_WHAT THE EXERCISE ASKS_
Omit the pictures, then write out every entry exactly as it reads.

[[ RECORDS TO PROCESS open ]]

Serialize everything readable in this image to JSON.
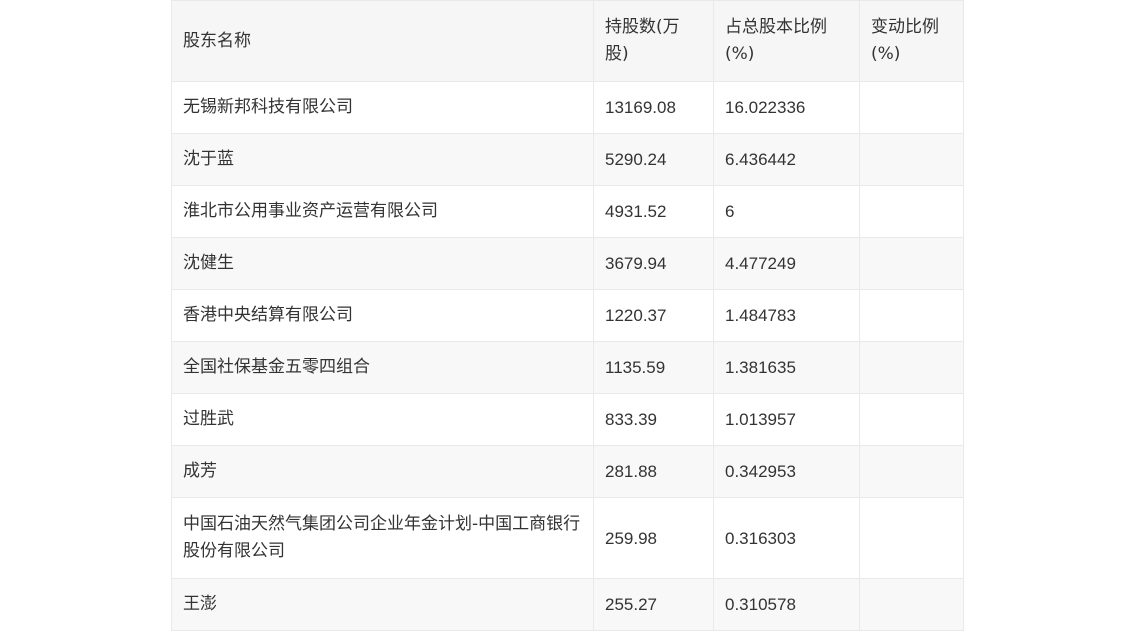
{
  "table": {
    "headers": {
      "name": "股东名称",
      "shares": "持股数(万股)",
      "ratio": "占总股本比例(%)",
      "change": "变动比例(%)"
    },
    "rows": [
      {
        "name": "无锡新邦科技有限公司",
        "shares": "13169.08",
        "ratio": "16.022336",
        "change": ""
      },
      {
        "name": "沈于蓝",
        "shares": "5290.24",
        "ratio": "6.436442",
        "change": ""
      },
      {
        "name": "淮北市公用事业资产运营有限公司",
        "shares": "4931.52",
        "ratio": "6",
        "change": ""
      },
      {
        "name": "沈健生",
        "shares": "3679.94",
        "ratio": "4.477249",
        "change": ""
      },
      {
        "name": "香港中央结算有限公司",
        "shares": "1220.37",
        "ratio": "1.484783",
        "change": ""
      },
      {
        "name": "全国社保基金五零四组合",
        "shares": "1135.59",
        "ratio": "1.381635",
        "change": ""
      },
      {
        "name": "过胜武",
        "shares": "833.39",
        "ratio": "1.013957",
        "change": ""
      },
      {
        "name": "成芳",
        "shares": "281.88",
        "ratio": "0.342953",
        "change": ""
      },
      {
        "name": "中国石油天然气集团公司企业年金计划-中国工商银行股份有限公司",
        "shares": "259.98",
        "ratio": "0.316303",
        "change": ""
      },
      {
        "name": "王澎",
        "shares": "255.27",
        "ratio": "0.310578",
        "change": ""
      }
    ]
  }
}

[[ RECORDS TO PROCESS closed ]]

_SOLUTION TO THIS PROBLEM_
Serialize everything readable in this image to JSON.
{
  "table": {
    "headers": {
      "name": "股东名称",
      "shares": "持股数(万股)",
      "ratio": "占总股本比例(%)",
      "change": "变动比例(%)"
    },
    "rows": [
      {
        "name": "无锡新邦科技有限公司",
        "shares": "13169.08",
        "ratio": "16.022336",
        "change": ""
      },
      {
        "name": "沈于蓝",
        "shares": "5290.24",
        "ratio": "6.436442",
        "change": ""
      },
      {
        "name": "淮北市公用事业资产运营有限公司",
        "shares": "4931.52",
        "ratio": "6",
        "change": ""
      },
      {
        "name": "沈健生",
        "shares": "3679.94",
        "ratio": "4.477249",
        "change": ""
      },
      {
        "name": "香港中央结算有限公司",
        "shares": "1220.37",
        "ratio": "1.484783",
        "change": ""
      },
      {
        "name": "全国社保基金五零四组合",
        "shares": "1135.59",
        "ratio": "1.381635",
        "change": ""
      },
      {
        "name": "过胜武",
        "shares": "833.39",
        "ratio": "1.013957",
        "change": ""
      },
      {
        "name": "成芳",
        "shares": "281.88",
        "ratio": "0.342953",
        "change": ""
      },
      {
        "name": "中国石油天然气集团公司企业年金计划-中国工商银行股份有限公司",
        "shares": "259.98",
        "ratio": "0.316303",
        "change": ""
      },
      {
        "name": "王澎",
        "shares": "255.27",
        "ratio": "0.310578",
        "change": ""
      }
    ]
  }
}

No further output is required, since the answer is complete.